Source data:
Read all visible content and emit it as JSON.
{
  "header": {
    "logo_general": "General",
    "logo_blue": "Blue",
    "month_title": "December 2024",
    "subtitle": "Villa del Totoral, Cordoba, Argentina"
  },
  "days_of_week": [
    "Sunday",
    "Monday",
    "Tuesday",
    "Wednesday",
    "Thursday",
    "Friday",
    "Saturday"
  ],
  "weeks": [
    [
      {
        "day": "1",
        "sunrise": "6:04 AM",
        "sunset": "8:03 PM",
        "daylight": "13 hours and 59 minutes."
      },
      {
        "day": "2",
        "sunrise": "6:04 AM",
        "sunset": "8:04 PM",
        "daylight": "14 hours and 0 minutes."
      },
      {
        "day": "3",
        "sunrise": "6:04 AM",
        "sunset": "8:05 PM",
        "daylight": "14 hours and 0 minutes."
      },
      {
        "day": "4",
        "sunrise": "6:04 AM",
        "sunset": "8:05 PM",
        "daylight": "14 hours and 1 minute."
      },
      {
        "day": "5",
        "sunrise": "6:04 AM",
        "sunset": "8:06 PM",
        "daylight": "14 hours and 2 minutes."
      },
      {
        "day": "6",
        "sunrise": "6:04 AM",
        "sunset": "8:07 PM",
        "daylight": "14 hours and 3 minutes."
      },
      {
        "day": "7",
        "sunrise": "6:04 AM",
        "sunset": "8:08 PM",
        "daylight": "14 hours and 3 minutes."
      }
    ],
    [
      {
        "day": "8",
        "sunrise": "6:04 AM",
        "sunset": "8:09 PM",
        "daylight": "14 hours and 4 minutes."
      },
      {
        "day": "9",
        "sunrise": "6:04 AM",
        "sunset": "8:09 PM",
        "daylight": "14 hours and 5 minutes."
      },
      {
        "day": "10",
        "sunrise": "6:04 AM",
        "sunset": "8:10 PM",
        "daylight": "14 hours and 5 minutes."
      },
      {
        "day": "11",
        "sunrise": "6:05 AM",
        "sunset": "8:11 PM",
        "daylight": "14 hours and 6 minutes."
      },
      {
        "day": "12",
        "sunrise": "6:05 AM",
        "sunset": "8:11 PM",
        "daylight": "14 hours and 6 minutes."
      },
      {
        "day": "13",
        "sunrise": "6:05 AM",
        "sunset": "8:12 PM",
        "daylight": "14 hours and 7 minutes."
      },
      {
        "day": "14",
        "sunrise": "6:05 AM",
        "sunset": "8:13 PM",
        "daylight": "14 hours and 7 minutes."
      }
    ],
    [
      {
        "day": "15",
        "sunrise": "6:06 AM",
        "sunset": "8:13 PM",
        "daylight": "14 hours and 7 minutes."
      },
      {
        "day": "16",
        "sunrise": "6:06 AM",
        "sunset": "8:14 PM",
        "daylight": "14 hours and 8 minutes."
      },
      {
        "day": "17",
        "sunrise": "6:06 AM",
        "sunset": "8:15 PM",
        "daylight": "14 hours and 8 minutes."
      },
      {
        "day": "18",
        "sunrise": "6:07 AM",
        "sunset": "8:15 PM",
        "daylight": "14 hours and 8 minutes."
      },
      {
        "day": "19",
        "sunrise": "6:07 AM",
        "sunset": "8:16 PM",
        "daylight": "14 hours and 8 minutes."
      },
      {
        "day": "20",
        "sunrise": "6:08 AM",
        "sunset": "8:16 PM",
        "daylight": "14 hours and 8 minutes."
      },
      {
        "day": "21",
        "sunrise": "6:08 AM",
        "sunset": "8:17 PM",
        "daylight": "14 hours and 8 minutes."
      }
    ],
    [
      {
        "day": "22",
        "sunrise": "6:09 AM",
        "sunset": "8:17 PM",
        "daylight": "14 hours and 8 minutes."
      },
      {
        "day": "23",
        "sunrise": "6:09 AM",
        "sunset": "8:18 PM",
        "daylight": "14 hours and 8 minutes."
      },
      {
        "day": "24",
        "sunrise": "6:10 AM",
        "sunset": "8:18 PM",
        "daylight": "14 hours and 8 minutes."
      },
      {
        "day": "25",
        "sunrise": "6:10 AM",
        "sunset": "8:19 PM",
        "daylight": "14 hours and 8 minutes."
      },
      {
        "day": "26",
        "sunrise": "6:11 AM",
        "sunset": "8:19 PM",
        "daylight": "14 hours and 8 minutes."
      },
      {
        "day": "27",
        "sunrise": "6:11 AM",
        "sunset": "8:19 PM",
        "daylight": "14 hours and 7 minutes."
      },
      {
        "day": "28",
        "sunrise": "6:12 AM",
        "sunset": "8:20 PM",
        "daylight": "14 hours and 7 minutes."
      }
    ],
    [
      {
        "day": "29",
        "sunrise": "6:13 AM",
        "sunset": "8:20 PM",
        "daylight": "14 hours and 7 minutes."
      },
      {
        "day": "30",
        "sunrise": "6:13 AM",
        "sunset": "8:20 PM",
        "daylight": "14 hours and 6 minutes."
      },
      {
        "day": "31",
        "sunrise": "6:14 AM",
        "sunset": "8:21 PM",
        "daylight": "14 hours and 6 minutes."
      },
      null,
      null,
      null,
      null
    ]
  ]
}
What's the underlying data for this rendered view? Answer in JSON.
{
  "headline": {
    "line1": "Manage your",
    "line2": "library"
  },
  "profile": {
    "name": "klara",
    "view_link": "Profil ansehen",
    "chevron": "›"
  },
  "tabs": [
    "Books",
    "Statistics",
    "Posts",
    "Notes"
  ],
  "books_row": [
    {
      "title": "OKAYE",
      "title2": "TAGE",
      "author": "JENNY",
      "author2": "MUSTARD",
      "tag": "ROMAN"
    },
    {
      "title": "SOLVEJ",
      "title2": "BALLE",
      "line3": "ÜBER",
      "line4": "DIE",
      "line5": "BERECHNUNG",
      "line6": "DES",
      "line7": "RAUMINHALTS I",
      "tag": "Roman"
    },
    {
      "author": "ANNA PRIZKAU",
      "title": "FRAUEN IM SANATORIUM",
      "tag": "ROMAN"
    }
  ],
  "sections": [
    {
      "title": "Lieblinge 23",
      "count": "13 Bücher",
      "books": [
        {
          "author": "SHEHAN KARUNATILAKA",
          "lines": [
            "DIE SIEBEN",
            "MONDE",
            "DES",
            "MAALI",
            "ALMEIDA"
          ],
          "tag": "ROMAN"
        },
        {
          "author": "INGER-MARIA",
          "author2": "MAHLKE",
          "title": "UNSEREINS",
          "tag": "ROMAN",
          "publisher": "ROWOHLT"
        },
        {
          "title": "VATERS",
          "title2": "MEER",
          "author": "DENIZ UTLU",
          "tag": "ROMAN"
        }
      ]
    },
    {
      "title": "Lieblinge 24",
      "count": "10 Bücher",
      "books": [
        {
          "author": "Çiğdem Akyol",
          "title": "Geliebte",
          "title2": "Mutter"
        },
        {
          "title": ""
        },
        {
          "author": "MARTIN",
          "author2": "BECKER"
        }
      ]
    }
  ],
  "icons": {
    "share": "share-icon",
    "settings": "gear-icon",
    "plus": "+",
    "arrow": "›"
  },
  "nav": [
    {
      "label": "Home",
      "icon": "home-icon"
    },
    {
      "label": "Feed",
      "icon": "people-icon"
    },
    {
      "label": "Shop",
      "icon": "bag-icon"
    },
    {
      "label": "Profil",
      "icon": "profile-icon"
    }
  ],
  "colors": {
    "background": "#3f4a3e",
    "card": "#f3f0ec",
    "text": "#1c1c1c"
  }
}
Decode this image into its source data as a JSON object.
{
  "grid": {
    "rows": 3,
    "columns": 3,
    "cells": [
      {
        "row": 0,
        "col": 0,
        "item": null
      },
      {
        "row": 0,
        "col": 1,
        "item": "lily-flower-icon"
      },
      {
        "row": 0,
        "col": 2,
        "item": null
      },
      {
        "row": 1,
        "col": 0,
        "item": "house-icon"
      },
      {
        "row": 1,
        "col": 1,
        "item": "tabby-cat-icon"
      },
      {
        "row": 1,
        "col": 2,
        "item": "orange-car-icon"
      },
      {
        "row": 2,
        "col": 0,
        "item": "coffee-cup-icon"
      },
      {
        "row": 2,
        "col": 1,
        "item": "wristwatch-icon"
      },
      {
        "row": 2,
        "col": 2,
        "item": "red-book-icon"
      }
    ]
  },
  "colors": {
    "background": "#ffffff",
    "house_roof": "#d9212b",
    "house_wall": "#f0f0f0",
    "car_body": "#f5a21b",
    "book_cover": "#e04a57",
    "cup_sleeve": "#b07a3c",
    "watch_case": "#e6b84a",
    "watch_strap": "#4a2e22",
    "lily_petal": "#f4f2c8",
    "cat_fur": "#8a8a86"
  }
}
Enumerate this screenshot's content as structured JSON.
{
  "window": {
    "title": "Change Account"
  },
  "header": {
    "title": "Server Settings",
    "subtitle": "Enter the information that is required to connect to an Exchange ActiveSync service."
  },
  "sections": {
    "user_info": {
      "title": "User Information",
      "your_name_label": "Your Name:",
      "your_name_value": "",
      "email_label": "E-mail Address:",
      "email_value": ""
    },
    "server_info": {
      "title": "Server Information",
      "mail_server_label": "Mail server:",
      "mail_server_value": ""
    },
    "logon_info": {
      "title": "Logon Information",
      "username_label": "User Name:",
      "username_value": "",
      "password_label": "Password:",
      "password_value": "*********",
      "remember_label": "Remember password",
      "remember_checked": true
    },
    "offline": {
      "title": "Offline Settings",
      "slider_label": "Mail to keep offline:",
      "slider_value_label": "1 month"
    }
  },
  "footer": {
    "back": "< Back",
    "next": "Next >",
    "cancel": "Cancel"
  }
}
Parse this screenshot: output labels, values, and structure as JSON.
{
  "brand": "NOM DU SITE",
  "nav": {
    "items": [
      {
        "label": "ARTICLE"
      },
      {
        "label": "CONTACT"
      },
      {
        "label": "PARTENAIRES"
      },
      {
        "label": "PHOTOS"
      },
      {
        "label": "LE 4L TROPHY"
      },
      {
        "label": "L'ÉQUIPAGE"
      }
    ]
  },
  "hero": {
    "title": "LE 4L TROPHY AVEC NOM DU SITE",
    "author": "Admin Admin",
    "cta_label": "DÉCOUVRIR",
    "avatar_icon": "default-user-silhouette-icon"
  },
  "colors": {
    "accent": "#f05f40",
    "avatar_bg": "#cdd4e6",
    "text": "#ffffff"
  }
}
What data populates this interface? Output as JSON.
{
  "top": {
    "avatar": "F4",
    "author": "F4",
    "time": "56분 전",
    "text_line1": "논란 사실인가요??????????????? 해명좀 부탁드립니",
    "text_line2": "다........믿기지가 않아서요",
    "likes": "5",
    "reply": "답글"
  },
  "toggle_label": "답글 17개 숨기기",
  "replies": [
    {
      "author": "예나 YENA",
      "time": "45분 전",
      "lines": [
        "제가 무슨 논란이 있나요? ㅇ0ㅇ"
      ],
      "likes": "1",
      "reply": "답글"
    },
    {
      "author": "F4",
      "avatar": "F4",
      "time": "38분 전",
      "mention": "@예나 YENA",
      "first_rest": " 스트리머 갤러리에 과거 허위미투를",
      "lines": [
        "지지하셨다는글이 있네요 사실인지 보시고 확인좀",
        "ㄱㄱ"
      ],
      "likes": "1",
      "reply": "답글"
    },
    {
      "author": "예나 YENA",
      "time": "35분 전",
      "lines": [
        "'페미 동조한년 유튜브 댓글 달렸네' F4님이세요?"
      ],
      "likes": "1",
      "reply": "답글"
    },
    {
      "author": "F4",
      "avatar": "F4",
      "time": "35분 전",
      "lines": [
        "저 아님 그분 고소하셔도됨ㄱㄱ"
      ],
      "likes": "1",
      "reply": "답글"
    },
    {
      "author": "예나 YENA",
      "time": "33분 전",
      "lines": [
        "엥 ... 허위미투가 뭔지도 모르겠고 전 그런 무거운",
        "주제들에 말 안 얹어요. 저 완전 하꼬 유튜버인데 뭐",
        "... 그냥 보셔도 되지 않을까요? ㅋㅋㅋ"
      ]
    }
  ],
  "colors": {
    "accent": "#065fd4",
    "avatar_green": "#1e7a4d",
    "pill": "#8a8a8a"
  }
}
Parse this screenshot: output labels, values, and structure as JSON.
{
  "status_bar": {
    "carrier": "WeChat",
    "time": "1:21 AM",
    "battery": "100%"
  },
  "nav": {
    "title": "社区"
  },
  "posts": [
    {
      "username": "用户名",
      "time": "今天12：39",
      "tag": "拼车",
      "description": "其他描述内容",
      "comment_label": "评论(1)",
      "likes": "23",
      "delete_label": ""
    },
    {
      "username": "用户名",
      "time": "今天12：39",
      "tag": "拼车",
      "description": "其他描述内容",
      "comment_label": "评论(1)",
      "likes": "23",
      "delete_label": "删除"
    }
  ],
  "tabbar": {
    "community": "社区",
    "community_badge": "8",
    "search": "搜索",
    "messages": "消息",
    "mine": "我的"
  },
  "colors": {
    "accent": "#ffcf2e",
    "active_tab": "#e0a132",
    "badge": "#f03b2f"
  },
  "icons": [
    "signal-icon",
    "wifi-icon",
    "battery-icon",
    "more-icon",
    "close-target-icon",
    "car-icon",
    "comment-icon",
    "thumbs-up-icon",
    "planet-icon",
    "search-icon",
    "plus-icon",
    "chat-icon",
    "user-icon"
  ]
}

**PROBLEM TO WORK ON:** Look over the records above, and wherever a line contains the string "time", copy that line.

**REPLY:**
    "time": "56분 전",
      "time": "45분 전",
      "time": "38분 전",
      "time": "35분 전",
      "time": "35분 전",
      "time": "33분 전",
    "time": "1:21 AM",
      "time": "今天12：39",
      "time": "今天12：39",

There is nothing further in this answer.